Just saw Michael Dresser's post (The Sun's transportation reporter) on the disappearance of the departures and arrivals board at Baltimore's Penn Station.
Dresser informs us that the tiny digital screen that's replaced the large, old school mechanical signboard is only temporary until a new, larger digital board completes a trial run. Good thing because I always have to squint to see whether my train will be on time or not every morning.
Though Dresser notes that the new sign is in keeping with the times - "the flip-flapping signboards are going the way of the steam engine in rail stations around the world" - I'd argue that nostalgia is not the only reason to gripe about the disappearance of the mechanical board.

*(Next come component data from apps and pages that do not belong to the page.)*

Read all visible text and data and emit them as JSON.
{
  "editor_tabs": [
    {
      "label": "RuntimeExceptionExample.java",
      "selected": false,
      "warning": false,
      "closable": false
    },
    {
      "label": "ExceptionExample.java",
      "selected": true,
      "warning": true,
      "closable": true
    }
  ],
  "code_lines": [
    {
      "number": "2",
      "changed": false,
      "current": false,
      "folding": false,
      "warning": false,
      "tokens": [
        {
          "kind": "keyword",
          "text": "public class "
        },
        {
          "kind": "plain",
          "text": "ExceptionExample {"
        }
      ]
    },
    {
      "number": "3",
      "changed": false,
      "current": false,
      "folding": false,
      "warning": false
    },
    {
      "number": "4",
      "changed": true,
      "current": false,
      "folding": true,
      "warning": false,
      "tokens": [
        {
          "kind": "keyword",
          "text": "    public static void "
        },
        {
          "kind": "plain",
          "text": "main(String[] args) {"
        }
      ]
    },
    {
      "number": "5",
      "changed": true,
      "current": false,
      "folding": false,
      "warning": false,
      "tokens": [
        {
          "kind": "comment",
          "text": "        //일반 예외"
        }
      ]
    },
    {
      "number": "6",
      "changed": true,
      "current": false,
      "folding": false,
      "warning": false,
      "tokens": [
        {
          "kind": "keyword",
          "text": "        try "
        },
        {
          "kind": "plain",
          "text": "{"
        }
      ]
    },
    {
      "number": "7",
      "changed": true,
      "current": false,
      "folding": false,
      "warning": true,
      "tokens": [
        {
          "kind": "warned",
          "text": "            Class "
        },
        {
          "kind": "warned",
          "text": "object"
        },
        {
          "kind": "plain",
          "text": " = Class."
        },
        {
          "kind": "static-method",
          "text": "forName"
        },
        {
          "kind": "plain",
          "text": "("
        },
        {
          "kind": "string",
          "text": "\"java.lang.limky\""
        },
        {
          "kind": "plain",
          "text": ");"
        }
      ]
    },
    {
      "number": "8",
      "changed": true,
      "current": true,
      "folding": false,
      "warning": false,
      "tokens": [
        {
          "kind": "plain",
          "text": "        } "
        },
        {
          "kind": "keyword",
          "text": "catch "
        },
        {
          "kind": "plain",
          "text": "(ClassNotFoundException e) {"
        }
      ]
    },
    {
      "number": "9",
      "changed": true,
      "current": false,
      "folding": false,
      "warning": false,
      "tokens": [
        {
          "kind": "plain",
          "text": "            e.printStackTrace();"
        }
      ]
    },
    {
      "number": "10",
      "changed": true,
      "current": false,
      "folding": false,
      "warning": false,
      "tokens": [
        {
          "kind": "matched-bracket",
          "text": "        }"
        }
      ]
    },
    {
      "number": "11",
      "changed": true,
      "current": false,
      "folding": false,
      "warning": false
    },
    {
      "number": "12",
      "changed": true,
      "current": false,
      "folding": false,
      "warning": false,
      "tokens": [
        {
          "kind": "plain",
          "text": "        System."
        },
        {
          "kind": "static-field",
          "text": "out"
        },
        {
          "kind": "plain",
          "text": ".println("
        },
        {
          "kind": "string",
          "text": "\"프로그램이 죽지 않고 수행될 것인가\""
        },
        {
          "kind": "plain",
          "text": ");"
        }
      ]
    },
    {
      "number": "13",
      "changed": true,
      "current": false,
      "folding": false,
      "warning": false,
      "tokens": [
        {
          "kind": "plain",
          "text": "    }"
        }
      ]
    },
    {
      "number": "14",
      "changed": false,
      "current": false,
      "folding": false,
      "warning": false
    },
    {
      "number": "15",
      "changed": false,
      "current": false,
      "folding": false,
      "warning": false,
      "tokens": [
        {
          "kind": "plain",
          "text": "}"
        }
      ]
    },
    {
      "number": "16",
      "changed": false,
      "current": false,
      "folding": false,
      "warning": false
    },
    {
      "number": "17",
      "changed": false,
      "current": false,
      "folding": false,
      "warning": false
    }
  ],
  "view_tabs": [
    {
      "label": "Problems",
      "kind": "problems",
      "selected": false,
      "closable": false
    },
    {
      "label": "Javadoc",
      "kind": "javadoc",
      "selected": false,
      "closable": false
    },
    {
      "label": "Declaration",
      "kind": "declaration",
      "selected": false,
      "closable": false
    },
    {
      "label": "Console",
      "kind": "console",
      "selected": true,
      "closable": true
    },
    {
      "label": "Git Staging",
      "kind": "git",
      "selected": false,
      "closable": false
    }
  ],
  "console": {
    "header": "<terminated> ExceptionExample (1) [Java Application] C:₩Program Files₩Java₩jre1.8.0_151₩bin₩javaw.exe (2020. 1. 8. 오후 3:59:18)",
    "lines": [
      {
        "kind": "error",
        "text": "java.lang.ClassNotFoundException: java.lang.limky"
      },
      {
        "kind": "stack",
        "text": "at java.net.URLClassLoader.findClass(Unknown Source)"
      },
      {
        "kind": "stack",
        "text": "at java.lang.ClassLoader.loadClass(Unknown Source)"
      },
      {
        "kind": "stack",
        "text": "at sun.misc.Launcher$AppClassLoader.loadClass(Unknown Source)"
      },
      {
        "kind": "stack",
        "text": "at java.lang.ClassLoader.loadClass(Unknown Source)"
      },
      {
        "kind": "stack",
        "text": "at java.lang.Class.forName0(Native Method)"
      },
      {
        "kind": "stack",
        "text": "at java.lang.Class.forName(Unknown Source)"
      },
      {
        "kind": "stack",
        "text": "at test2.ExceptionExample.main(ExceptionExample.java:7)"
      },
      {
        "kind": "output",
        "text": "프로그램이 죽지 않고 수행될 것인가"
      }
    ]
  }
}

A number of blind commuters ride the MARC train, and I'd wager a guess that the clackety clack of the old signboard was helpful in alerting them that either a train had arrived or a departure time had been adjusted. Unfortunately the announcers are usually behind what the signboard, and as every MARC commuter knows you want to get a front and center space in line when the train arrives to assure a good seat on the train.